WHAT IS BEING ASKED
Type the records that follow again exactly as written, but drop the pictures.

══════

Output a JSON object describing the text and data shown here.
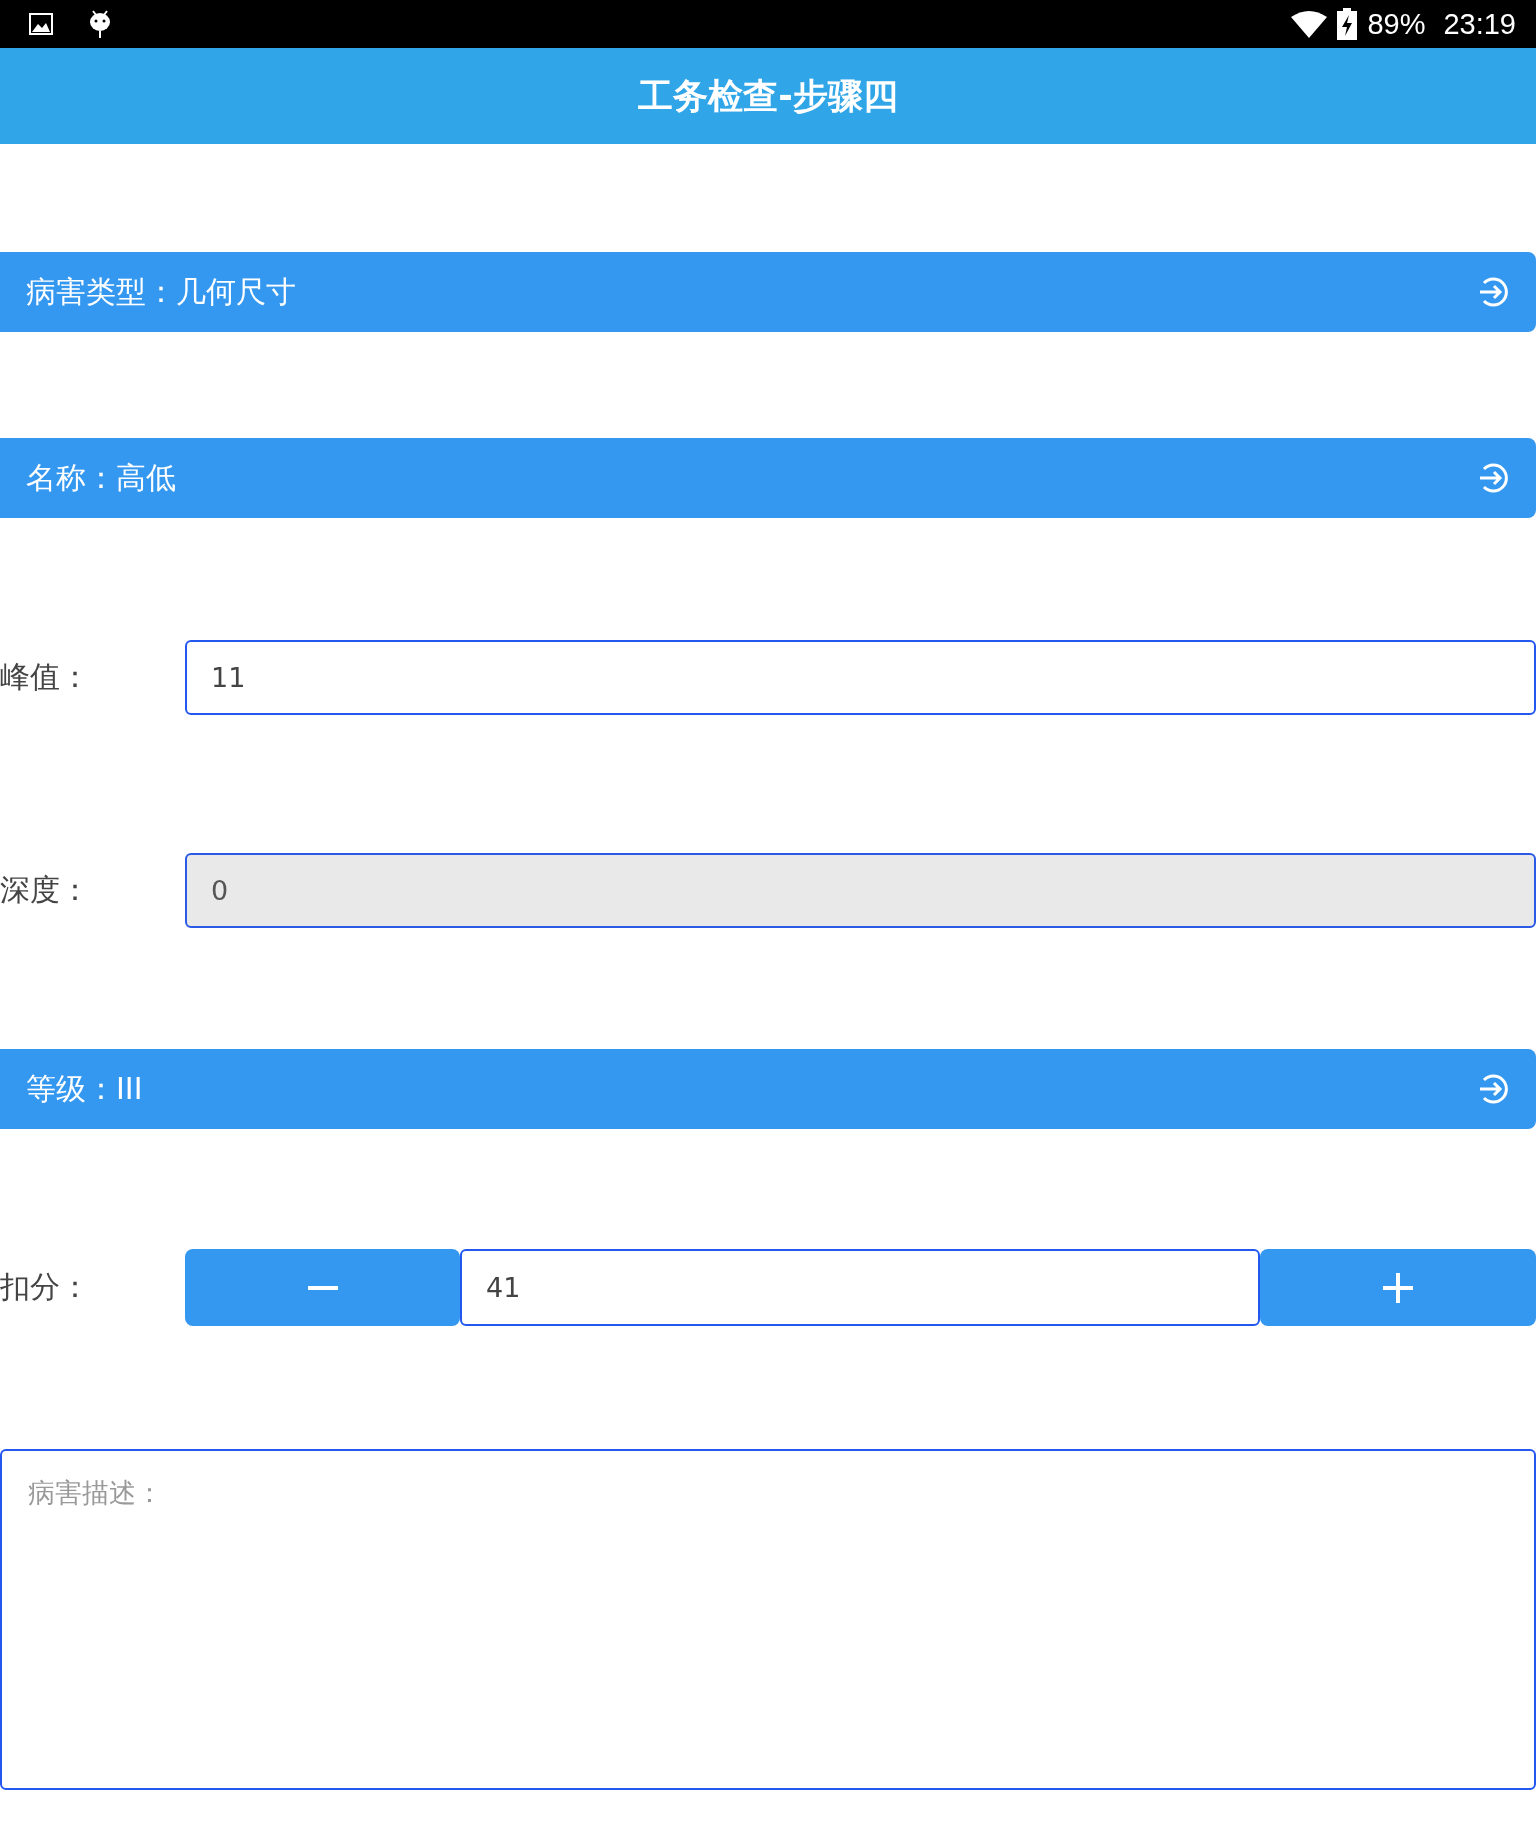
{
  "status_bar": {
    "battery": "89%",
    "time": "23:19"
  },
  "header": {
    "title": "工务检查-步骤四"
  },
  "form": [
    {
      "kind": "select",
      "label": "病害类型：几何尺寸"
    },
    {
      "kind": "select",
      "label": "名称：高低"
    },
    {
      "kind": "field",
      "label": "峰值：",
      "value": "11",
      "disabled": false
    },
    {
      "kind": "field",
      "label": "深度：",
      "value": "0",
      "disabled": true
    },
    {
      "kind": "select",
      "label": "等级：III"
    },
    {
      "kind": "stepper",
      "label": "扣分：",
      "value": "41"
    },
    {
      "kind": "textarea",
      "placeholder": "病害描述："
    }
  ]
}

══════

SOLUTION TO THIS TASK
Output a JSON object describing the text and data shown here.
{
  "status_bar": {
    "battery": "89%",
    "time": "23:19"
  },
  "header": {
    "title": "工务检查-步骤四"
  },
  "form": [
    {
      "kind": "select",
      "label": "病害类型：几何尺寸"
    },
    {
      "kind": "select",
      "label": "名称：高低"
    },
    {
      "kind": "field",
      "label": "峰值：",
      "value": "11",
      "disabled": false
    },
    {
      "kind": "field",
      "label": "深度：",
      "value": "0",
      "disabled": true
    },
    {
      "kind": "select",
      "label": "等级：III"
    },
    {
      "kind": "stepper",
      "label": "扣分：",
      "value": "41"
    },
    {
      "kind": "textarea",
      "placeholder": "病害描述："
    }
  ]
}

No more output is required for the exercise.